··· Input material ···
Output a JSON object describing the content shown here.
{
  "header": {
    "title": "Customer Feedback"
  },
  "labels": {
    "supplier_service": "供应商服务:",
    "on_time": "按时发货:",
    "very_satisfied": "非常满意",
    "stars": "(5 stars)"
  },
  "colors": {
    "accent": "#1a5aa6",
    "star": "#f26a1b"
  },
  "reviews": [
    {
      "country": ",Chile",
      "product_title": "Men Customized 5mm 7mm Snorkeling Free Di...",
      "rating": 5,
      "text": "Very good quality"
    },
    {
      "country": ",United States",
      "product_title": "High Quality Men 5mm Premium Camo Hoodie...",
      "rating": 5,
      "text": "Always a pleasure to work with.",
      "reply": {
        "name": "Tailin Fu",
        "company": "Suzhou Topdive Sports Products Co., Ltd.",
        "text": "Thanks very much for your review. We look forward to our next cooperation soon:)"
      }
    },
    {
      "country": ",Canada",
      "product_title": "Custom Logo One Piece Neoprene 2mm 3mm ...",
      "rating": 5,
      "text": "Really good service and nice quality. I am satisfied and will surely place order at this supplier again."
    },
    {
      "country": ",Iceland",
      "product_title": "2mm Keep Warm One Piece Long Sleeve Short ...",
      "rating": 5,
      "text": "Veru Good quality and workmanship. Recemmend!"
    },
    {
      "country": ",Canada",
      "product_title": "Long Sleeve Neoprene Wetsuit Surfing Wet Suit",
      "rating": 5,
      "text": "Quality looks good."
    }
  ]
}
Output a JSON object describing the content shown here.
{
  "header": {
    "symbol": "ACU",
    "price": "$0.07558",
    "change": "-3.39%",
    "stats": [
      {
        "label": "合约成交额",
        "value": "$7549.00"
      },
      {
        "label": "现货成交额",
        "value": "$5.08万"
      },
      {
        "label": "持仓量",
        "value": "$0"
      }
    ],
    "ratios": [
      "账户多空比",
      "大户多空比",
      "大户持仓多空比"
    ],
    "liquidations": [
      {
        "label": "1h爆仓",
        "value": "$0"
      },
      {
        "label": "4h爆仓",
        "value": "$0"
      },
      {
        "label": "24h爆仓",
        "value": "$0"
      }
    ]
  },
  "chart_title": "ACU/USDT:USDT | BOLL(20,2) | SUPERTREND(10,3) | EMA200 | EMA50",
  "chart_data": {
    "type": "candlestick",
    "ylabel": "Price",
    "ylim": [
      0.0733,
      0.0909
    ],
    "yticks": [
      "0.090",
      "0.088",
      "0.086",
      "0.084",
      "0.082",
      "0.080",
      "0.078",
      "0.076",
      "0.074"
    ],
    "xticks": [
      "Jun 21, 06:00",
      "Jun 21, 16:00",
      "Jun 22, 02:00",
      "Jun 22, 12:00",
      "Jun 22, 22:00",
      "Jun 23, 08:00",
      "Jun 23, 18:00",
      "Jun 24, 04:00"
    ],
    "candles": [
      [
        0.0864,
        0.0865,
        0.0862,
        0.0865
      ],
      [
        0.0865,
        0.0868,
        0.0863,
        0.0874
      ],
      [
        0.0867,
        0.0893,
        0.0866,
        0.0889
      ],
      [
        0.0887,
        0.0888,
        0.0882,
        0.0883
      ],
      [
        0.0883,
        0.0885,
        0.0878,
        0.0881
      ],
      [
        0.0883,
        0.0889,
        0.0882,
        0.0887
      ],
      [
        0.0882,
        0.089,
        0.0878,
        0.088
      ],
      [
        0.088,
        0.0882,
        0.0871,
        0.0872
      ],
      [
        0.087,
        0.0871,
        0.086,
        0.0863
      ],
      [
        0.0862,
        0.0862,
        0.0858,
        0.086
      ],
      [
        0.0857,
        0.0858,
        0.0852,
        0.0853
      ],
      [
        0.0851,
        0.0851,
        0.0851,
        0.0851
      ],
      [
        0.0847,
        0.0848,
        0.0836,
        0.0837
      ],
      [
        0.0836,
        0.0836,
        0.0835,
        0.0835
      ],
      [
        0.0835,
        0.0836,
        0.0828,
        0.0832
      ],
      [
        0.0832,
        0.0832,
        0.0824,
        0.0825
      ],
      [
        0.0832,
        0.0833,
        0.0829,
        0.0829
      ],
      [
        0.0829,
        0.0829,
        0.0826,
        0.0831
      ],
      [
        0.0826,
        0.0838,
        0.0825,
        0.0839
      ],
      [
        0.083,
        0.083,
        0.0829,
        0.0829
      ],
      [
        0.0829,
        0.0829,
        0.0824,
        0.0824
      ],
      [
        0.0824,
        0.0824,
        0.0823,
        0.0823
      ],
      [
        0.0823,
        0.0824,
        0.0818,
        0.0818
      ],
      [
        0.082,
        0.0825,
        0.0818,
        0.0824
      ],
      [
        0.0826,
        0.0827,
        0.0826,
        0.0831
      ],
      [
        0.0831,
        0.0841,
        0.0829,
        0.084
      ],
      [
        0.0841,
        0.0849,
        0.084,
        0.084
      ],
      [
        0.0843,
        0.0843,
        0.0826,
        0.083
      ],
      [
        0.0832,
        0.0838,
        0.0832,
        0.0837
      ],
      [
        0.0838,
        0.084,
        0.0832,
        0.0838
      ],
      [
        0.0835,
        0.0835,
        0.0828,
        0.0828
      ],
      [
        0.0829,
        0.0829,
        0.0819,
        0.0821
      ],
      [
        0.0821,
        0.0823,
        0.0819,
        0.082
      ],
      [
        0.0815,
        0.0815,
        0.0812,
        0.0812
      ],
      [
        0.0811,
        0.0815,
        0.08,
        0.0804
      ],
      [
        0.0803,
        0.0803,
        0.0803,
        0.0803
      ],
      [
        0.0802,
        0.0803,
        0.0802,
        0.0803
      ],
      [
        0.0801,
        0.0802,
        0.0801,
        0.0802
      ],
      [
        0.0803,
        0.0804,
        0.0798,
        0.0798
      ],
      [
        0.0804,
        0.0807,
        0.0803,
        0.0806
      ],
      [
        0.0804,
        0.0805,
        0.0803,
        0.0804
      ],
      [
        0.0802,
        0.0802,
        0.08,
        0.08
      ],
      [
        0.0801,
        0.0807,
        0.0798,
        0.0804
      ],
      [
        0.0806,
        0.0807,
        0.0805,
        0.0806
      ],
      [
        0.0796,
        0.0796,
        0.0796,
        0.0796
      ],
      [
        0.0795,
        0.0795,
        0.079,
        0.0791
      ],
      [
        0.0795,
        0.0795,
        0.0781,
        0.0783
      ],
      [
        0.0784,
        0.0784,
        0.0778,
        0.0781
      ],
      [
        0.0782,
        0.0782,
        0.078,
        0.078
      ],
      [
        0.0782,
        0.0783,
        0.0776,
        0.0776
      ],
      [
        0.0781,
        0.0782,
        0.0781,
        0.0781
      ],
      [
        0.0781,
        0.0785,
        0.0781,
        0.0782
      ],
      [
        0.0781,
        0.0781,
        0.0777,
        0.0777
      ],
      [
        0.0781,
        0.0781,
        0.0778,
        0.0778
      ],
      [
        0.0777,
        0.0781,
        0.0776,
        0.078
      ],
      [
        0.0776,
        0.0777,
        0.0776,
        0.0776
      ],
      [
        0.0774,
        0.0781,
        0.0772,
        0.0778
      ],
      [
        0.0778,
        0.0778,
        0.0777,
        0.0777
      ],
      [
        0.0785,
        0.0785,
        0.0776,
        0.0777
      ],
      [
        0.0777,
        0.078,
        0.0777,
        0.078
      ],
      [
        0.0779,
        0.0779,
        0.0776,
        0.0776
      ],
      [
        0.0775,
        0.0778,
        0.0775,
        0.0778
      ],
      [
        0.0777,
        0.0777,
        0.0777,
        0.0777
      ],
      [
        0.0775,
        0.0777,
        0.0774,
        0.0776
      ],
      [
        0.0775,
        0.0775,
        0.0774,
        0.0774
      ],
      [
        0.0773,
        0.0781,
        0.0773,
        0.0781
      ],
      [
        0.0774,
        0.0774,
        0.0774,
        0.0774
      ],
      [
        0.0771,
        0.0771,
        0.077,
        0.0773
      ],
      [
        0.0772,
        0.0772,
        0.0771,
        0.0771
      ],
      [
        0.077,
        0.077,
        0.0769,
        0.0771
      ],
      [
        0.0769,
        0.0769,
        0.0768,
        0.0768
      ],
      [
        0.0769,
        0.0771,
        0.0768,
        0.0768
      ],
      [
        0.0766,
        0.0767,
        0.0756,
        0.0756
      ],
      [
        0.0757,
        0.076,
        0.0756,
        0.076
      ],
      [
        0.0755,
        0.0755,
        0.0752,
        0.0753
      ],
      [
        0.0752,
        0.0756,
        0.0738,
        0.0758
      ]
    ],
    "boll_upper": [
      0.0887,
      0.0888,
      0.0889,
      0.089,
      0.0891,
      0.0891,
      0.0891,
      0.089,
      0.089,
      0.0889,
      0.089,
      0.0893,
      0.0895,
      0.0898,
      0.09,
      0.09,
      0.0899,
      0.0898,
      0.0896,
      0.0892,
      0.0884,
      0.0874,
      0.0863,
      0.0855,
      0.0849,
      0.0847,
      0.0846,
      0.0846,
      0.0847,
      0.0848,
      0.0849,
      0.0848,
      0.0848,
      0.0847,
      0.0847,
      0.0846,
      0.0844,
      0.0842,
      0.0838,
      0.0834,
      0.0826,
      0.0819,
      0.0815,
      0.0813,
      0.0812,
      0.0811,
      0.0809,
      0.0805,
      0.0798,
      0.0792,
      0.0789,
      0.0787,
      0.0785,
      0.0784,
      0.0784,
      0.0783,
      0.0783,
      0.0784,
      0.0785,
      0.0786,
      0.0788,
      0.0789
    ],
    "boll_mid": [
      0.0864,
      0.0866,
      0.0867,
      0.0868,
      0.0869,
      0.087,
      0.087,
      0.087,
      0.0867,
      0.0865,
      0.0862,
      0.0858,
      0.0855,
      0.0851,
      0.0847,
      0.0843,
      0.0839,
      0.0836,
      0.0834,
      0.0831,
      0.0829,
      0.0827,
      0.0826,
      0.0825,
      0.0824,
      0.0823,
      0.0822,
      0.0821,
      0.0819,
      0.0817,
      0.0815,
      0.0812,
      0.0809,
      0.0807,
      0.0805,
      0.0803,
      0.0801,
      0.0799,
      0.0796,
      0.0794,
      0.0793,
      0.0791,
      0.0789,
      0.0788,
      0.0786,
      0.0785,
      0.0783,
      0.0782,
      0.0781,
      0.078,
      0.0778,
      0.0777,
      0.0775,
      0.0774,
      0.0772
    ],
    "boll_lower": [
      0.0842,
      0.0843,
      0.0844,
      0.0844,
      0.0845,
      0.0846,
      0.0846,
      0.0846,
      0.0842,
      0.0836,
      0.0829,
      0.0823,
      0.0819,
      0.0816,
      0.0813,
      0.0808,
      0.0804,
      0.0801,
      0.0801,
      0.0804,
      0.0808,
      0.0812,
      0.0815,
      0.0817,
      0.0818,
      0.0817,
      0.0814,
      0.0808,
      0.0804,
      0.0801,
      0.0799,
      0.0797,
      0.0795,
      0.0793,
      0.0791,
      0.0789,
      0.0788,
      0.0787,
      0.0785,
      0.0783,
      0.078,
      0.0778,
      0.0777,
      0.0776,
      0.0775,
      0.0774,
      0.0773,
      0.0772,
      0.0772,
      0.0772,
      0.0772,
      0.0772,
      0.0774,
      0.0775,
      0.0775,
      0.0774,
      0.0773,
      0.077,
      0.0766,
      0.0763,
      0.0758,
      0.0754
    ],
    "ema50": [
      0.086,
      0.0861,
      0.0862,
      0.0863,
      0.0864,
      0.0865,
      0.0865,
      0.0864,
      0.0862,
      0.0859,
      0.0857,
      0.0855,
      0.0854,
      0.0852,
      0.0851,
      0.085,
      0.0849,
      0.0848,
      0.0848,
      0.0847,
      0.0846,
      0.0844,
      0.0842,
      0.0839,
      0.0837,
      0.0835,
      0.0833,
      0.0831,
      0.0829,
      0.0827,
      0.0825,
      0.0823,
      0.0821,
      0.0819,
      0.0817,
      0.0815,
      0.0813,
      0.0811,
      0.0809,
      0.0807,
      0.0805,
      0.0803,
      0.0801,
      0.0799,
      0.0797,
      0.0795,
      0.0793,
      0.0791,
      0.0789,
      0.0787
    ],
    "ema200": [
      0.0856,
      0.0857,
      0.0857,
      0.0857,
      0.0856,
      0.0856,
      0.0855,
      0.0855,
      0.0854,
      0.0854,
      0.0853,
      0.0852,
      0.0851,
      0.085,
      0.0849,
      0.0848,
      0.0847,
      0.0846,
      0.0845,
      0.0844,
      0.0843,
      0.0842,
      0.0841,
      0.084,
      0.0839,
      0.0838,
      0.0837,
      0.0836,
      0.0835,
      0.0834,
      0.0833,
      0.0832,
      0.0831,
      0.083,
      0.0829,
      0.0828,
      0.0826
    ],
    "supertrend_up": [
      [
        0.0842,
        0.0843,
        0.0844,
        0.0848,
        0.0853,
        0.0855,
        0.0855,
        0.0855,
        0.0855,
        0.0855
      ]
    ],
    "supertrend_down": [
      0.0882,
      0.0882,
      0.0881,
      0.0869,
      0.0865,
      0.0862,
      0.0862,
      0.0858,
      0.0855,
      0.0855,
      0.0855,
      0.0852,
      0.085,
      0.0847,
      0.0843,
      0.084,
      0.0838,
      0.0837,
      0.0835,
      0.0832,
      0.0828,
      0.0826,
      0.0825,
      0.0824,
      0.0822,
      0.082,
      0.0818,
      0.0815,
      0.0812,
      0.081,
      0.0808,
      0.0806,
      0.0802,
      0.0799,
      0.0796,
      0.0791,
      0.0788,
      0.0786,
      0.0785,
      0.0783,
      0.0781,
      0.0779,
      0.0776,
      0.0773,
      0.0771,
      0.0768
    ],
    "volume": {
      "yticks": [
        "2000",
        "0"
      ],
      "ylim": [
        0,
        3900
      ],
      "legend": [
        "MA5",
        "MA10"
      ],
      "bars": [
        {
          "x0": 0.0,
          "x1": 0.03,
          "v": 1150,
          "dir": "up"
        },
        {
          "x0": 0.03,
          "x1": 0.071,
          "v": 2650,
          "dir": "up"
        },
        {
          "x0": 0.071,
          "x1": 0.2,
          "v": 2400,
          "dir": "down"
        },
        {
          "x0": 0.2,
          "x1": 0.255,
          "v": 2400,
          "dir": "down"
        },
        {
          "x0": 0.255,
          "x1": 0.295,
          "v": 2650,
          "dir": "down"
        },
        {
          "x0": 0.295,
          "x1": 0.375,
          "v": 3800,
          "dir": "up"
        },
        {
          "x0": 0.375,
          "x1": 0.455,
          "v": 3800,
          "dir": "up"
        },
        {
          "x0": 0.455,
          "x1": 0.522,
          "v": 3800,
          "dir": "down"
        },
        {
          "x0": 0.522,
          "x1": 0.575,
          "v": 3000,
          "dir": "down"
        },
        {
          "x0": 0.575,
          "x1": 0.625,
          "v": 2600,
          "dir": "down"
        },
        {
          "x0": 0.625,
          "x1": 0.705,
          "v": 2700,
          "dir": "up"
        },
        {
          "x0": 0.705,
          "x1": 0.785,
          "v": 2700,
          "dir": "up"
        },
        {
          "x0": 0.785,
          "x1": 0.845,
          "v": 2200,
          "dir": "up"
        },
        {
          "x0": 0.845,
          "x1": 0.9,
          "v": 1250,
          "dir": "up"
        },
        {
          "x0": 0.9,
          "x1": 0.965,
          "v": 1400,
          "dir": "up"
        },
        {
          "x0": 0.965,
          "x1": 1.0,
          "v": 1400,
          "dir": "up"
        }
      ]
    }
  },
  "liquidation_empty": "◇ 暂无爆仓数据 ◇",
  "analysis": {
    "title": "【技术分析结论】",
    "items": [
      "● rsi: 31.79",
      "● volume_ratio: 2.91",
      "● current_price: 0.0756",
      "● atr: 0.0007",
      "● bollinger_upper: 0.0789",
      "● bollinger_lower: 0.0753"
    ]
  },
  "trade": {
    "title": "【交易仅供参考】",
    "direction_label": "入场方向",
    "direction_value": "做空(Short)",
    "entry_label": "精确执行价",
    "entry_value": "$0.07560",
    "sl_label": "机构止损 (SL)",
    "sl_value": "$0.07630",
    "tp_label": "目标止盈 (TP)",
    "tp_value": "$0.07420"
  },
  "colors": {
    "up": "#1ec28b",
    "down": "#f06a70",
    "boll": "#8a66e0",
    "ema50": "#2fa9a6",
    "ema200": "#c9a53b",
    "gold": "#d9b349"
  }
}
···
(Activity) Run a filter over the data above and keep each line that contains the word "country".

(Response box)
      "country": ",Chile",
      "country": ",United States",
      "country": ",Canada",
      "country": ",Iceland",
      "country": ",Canada",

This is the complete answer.